## WHAT IS NEEDED
Copy out every line of the data that has the word "files" somewhere in it.

········

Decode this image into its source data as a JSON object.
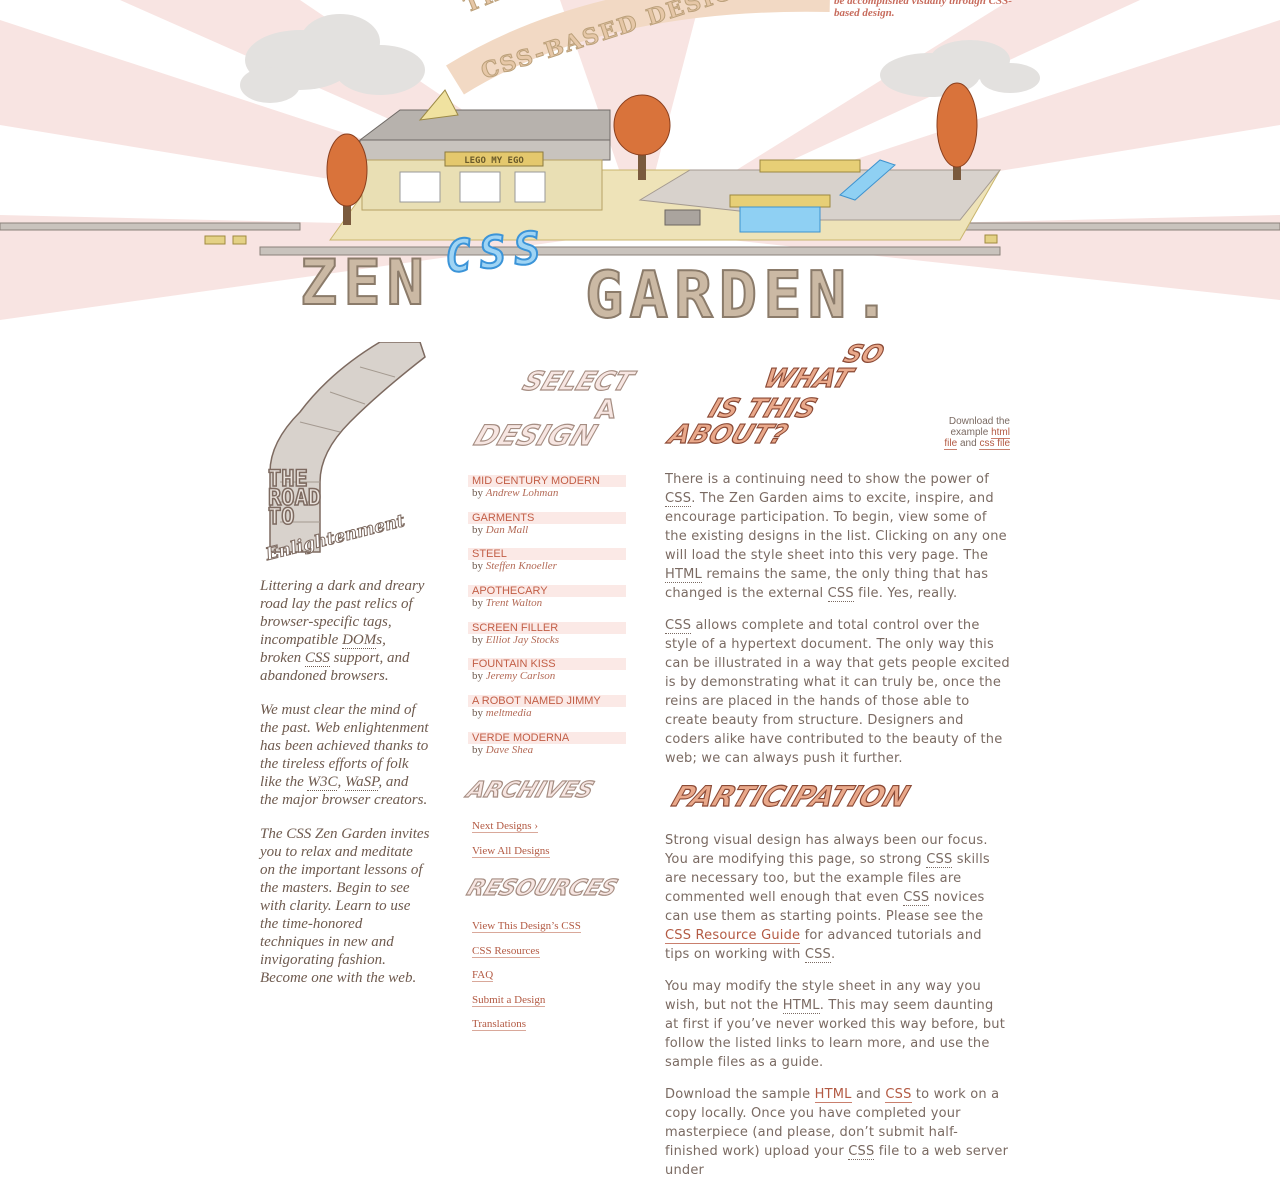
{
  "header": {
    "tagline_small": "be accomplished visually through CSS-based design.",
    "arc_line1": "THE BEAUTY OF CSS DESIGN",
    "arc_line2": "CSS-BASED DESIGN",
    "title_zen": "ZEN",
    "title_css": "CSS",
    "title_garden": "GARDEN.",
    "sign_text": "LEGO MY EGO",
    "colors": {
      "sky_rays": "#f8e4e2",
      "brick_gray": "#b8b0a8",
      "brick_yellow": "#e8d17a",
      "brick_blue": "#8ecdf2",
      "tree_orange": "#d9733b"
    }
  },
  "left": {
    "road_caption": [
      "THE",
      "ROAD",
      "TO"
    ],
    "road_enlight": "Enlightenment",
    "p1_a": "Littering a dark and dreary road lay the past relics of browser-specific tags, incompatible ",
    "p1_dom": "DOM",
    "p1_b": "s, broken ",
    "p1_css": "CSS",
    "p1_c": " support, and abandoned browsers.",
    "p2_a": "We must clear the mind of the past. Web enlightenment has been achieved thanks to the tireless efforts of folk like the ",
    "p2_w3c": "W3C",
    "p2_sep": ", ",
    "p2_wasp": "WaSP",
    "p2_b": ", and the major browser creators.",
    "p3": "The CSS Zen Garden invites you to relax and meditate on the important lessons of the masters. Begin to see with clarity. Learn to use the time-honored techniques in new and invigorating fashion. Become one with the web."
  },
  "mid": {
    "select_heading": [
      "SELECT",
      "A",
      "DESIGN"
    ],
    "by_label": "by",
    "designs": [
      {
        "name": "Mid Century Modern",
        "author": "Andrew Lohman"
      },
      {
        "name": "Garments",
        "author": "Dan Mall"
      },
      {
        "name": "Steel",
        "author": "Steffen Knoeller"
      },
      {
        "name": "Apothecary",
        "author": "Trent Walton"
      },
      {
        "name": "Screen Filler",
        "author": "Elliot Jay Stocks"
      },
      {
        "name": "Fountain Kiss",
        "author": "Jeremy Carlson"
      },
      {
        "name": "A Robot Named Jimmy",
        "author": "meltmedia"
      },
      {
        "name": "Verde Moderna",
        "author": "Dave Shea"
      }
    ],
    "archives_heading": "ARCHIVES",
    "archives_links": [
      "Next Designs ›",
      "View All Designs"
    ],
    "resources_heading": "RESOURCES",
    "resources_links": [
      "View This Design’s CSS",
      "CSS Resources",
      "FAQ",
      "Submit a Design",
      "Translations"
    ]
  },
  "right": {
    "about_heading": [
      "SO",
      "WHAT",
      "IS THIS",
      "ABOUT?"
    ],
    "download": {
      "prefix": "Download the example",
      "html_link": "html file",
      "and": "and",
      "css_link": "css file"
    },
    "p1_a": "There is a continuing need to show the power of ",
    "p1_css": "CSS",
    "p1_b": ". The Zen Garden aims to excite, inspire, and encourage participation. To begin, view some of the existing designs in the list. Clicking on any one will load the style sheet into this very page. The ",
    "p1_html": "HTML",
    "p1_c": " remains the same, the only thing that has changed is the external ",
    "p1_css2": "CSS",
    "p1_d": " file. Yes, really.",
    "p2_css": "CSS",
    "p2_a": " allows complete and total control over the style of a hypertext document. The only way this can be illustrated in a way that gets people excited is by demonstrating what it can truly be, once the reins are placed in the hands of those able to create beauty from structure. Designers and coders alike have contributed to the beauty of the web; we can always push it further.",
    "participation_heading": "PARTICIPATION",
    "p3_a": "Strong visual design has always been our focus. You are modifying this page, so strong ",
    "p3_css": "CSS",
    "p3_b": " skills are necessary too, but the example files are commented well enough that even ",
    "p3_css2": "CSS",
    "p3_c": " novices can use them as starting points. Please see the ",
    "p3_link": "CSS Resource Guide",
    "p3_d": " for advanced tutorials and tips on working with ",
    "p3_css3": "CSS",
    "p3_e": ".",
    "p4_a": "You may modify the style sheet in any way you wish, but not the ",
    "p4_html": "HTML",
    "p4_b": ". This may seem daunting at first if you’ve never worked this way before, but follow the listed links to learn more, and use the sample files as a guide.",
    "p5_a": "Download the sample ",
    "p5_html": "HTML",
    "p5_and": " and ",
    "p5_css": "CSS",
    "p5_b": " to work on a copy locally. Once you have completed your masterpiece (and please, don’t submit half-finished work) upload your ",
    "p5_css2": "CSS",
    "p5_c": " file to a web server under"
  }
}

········

## EXPECTED OUTPUT
    "p3_b": " skills are necessary too, but the example files are commented well enough that even ",
    "p4_b": ". This may seem daunting at first if you’ve never worked this way before, but follow the listed links to learn more, and use the sample files as a guide.",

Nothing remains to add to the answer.